- For each of the remaining methods, ask “Will this help meet the objective,” “Is it important,” and “Are we confident in our ability to execute this.” Remove any items with more than one “no.”
- Order the remaining methods by priority, and remove any outside the top five.
- Review the five methods still on the list and add notes on how they will be measured.
- Repeat the process for other team objectives.
- Choose an owner for each key result.
- Discuss any roadblocks or gaps that need to be addressed, like missing software or lack of bandwidth.
- Pick two Key Results for each Objective that the team will prioritize first.
It might take a couple meetings to get all these steps finished. But once you do, you’ll have a team that understands exactly what to do. And, more importantly, why.
Assessing team performance… as a team.
OK, you’ve established OKRs. And you’ve finished the audience exercises in post #2 of this series. Congratulations! You should have your Marketing Dossier nearly finished. That’s good. Because to do this final exercise, you’ll need that – and some concrete campaign results, too.
(If you don’t have them, you might need to put this on hold for a couple months, until the metrics start to trickle in.)
Start by printing out the completed estound Marketing Dossier and giving everyone on your team green, yellow, red and blue highlighters. Have all your team members go through the dossier, using their highlighters to indicate how they feel about each item.
- Red means there’s conflict or you’re falling behind.
- Yellow means you need to spend more time gathering information.
- Green means the item is on track or successful.
- Blue indicates areas where the team has made a bad assumption or misinterpreted research.
It might help to allow people to do this individually and tabulate the results anonymously. But the magic happens when the team comes together to discuss how to get red and yellow items on track.
In general, if you see more red marks in the Mission and Model phases, it means your execution is solid, but your strategy is off. And if you see more red marks towards the end of the Marketing Dossier, it means you have good buy-in on what to do, but aren’t executing it well.
But the benefit of going through this process isn’t just executional focus. It’s team chemistry. Teams that understand their “why” grow personally and succeed professionally.
It’s hard to say goodbye to The Churn Cycle.
No, really. It is.
Oddly enough, some people are kind of addicted to churn. It gives them an excuse for feeling stressed. A way to look busy. And a method for measuring themselves by volume instead of by performance.
You will meet resistance along the way.
But escaping is more than just a breath of fresh air. It’s the key to upskilling your best employees. Giving them the careers they want. And earning the respect you deserve.

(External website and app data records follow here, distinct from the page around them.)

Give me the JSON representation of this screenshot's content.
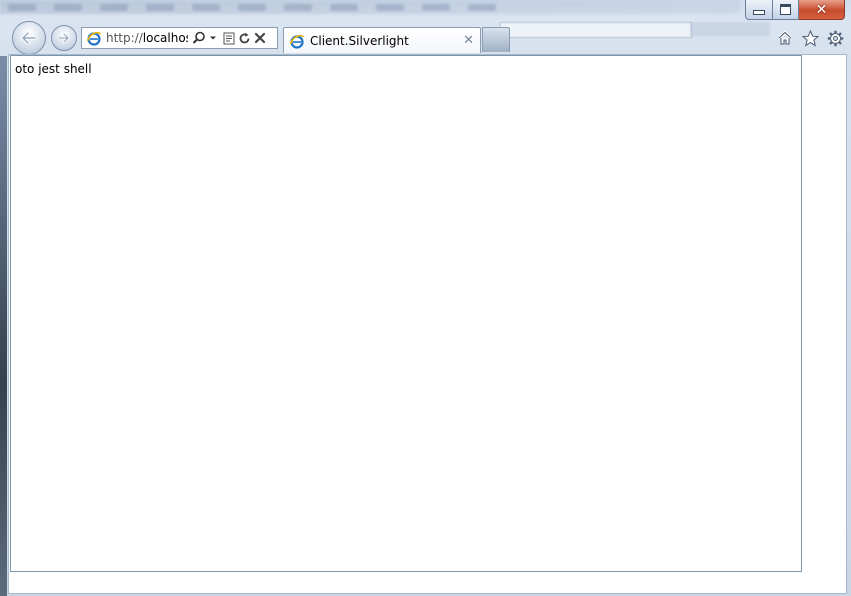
{
  "window": {
    "caption_buttons": {
      "minimize_icon": "minimize-icon",
      "maximize_icon": "maximize-icon",
      "close_icon": "close-icon",
      "close_color": "#c74b2d"
    }
  },
  "navigation": {
    "back_icon": "back-arrow-icon",
    "forward_icon": "forward-arrow-icon"
  },
  "address_bar": {
    "scheme": "http://",
    "host": "localhost:",
    "buttons": [
      "search-icon",
      "dropdown-arrow-icon",
      "compatibility-view-icon",
      "refresh-icon",
      "stop-icon"
    ]
  },
  "tabs": [
    {
      "title": "Client.Silverlight",
      "icon": "ie-page-icon",
      "active": true
    }
  ],
  "toolbar": {
    "icons": [
      "home-icon",
      "favorites-star-icon",
      "tools-gear-icon"
    ]
  },
  "content": {
    "silverlight_text": "oto jest shell",
    "accent": "#7b96ab"
  }
}
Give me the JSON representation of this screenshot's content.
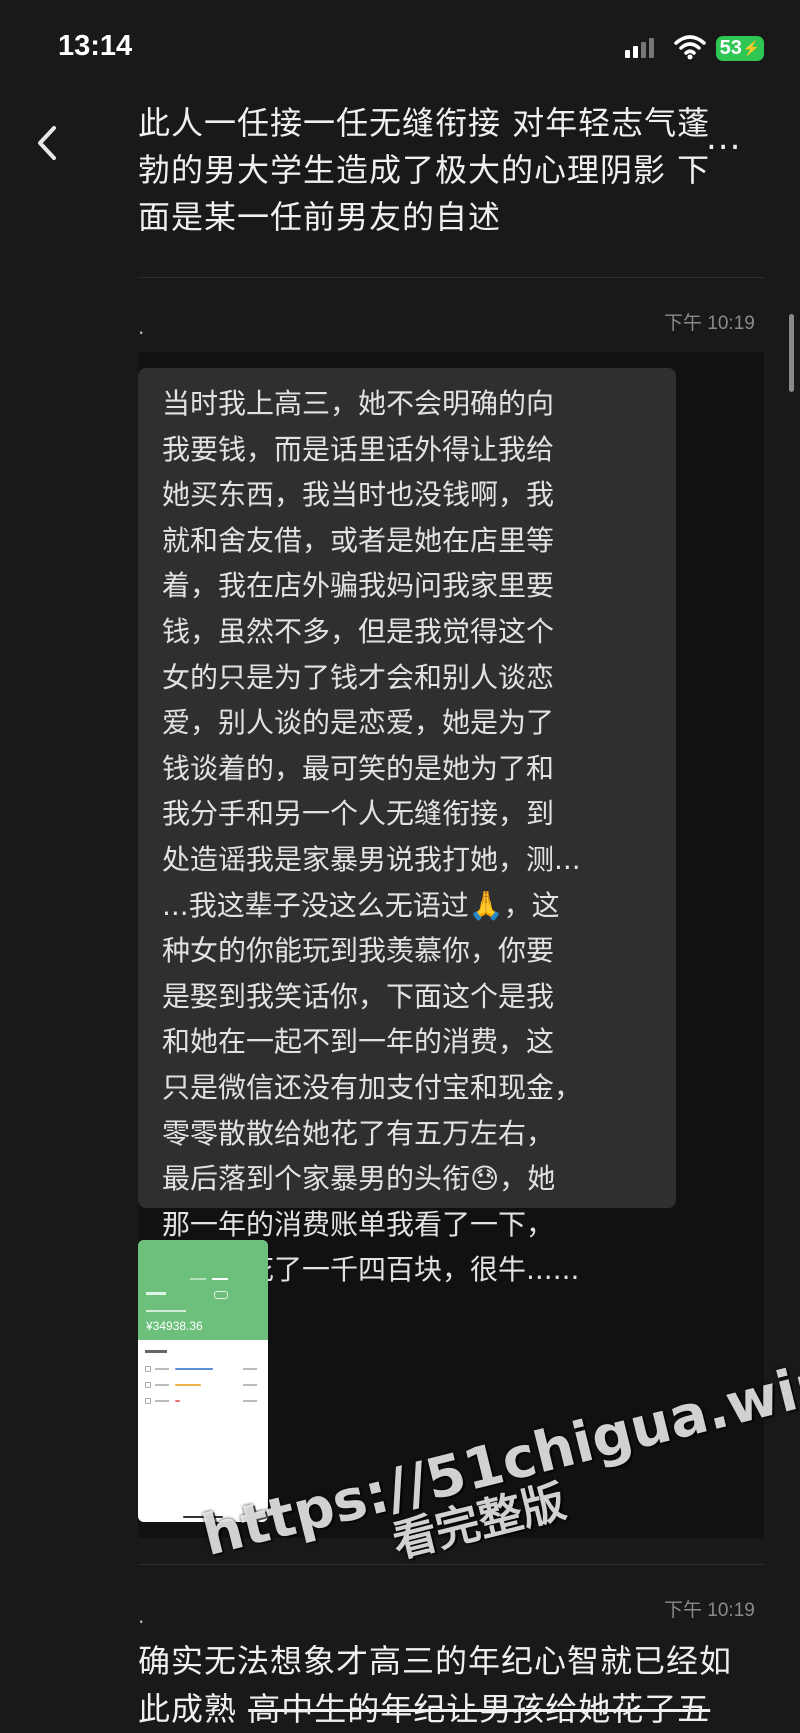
{
  "status_bar": {
    "time": "13:14",
    "battery": "53"
  },
  "header": {
    "title_lines": [
      "此人一任接一任无缝衔接 对年轻志气蓬",
      "勃的男大学生造成了极大的心理阴影  下",
      "面是某一任前男友的自述"
    ],
    "more": "..."
  },
  "reply_1": {
    "time": "下午 10:19",
    "dot": ".",
    "bubble_lines": [
      "当时我上高三，她不会明确的向",
      "我要钱，而是话里话外得让我给",
      "她买东西，我当时也没钱啊，我",
      "就和舍友借，或者是她在店里等",
      "着，我在店外骗我妈问我家里要",
      "钱，虽然不多，但是我觉得这个",
      "女的只是为了钱才会和别人谈恋",
      "爱，别人谈的是恋爱，她是为了",
      "钱谈着的，最可笑的是她为了和",
      "我分手和另一个人无缝衔接，到",
      "处造谣我是家暴男说我打她，测...",
      "...我这辈子没这么无语过🙏，这",
      "种女的你能玩到我羡慕你，你要",
      "是娶到我笑话你，下面这个是我",
      "和她在一起不到一年的消费，这",
      "只是微信还没有加支付宝和现金，",
      "零零散散给她花了有五万左右，",
      "最后落到个家暴男的头衔😓，她",
      "那一年的消费账单我看了一下，",
      "一整年花了一千四百块，很牛......"
    ],
    "screenshot": {
      "amount": "¥34938.36"
    }
  },
  "reply_2": {
    "time": "下午 10:19",
    "dot": ".",
    "line1": "确实无法想象才高三的年纪心智就已经如",
    "line2_plain": "此成熟 ",
    "line2_struck": "高中生的年纪让男孩给她花了五"
  },
  "watermark": {
    "url": "https://51chigua.win",
    "sub": "看完整版"
  }
}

At estound, we aren’t trying to replace your team. In fact, we’re trying to make your team irreplaceable. And getting out of The Churn Cycle is one of the best places to start.
So from now on, those monthly meetings can be about marketing success, instead of making stuff.